What is required
In the listing below, count each line containing "instruction" and answer with the count only.

Records for this task
•••••

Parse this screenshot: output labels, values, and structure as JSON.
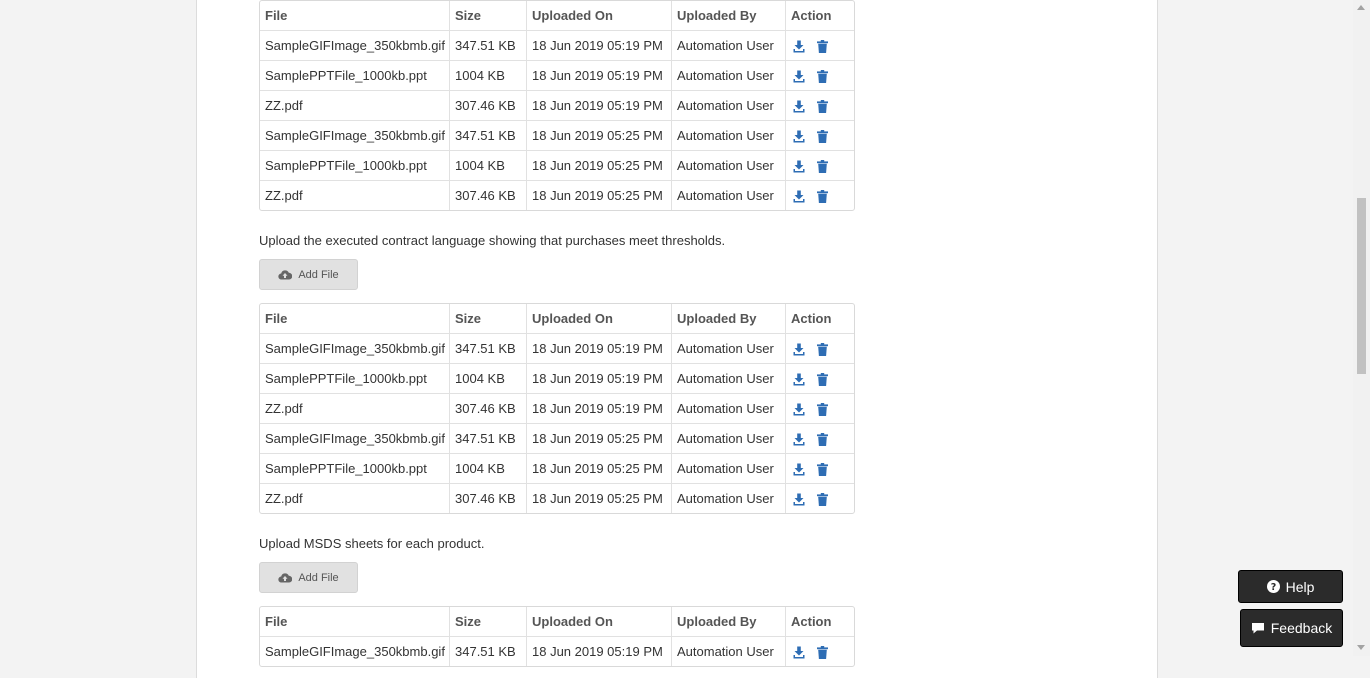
{
  "table_headers": [
    "File",
    "Size",
    "Uploaded On",
    "Uploaded By",
    "Action"
  ],
  "section1": {
    "rows": [
      [
        "SampleGIFImage_350kbmb.gif",
        "347.51 KB",
        "18 Jun 2019 05:19 PM",
        "Automation User"
      ],
      [
        "SamplePPTFile_1000kb.ppt",
        "1004 KB",
        "18 Jun 2019 05:19 PM",
        "Automation User"
      ],
      [
        "ZZ.pdf",
        "307.46 KB",
        "18 Jun 2019 05:19 PM",
        "Automation User"
      ],
      [
        "SampleGIFImage_350kbmb.gif",
        "347.51 KB",
        "18 Jun 2019 05:25 PM",
        "Automation User"
      ],
      [
        "SamplePPTFile_1000kb.ppt",
        "1004 KB",
        "18 Jun 2019 05:25 PM",
        "Automation User"
      ],
      [
        "ZZ.pdf",
        "307.46 KB",
        "18 Jun 2019 05:25 PM",
        "Automation User"
      ]
    ]
  },
  "section2": {
    "instruction": "Upload the executed contract language showing that purchases meet thresholds.",
    "add_file_label": "Add File",
    "rows": [
      [
        "SampleGIFImage_350kbmb.gif",
        "347.51 KB",
        "18 Jun 2019 05:19 PM",
        "Automation User"
      ],
      [
        "SamplePPTFile_1000kb.ppt",
        "1004 KB",
        "18 Jun 2019 05:19 PM",
        "Automation User"
      ],
      [
        "ZZ.pdf",
        "307.46 KB",
        "18 Jun 2019 05:19 PM",
        "Automation User"
      ],
      [
        "SampleGIFImage_350kbmb.gif",
        "347.51 KB",
        "18 Jun 2019 05:25 PM",
        "Automation User"
      ],
      [
        "SamplePPTFile_1000kb.ppt",
        "1004 KB",
        "18 Jun 2019 05:25 PM",
        "Automation User"
      ],
      [
        "ZZ.pdf",
        "307.46 KB",
        "18 Jun 2019 05:25 PM",
        "Automation User"
      ]
    ]
  },
  "section3": {
    "instruction": "Upload MSDS sheets for each product.",
    "add_file_label": "Add File",
    "rows": [
      [
        "SampleGIFImage_350kbmb.gif",
        "347.51 KB",
        "18 Jun 2019 05:19 PM",
        "Automation User"
      ]
    ]
  },
  "help_label": "Help",
  "feedback_label": "Feedback",
  "icons": {
    "download": "download-icon",
    "delete": "trash-icon",
    "upload": "cloud-upload-icon"
  },
  "colors": {
    "icon_blue": "#2e6db4",
    "button_dark": "#2b2b2b"
  }
}
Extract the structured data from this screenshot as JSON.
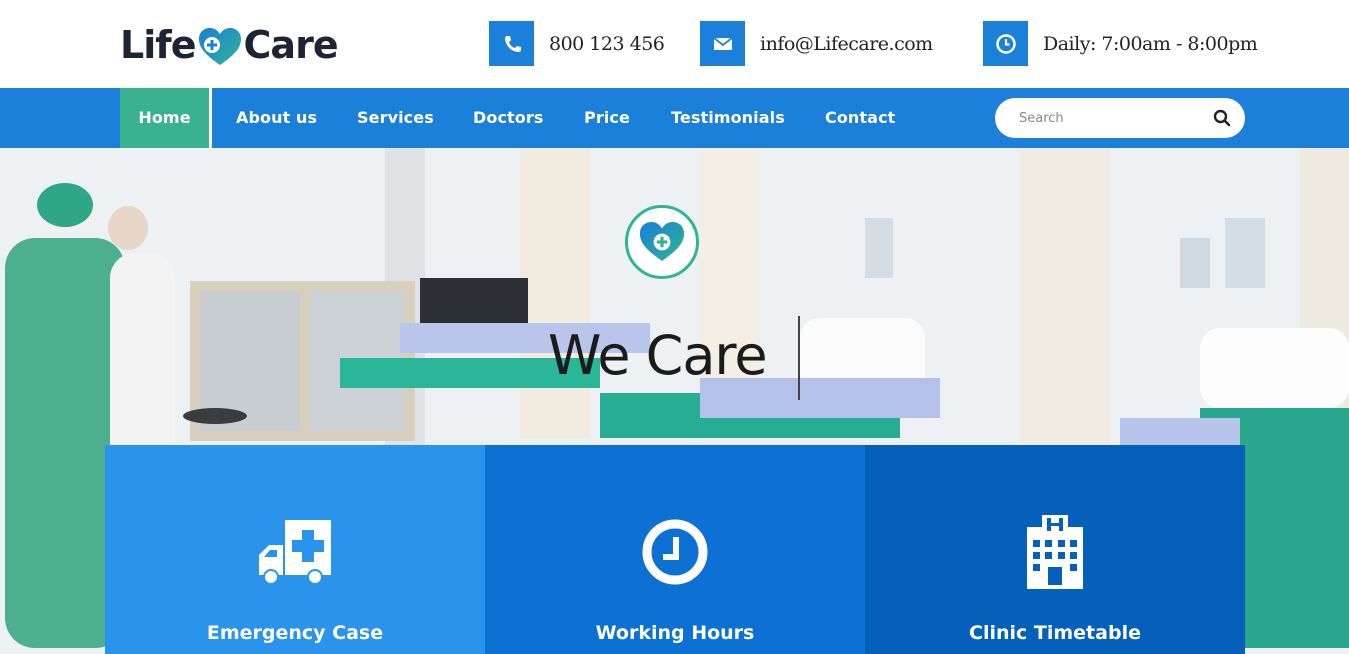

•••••

Task result
2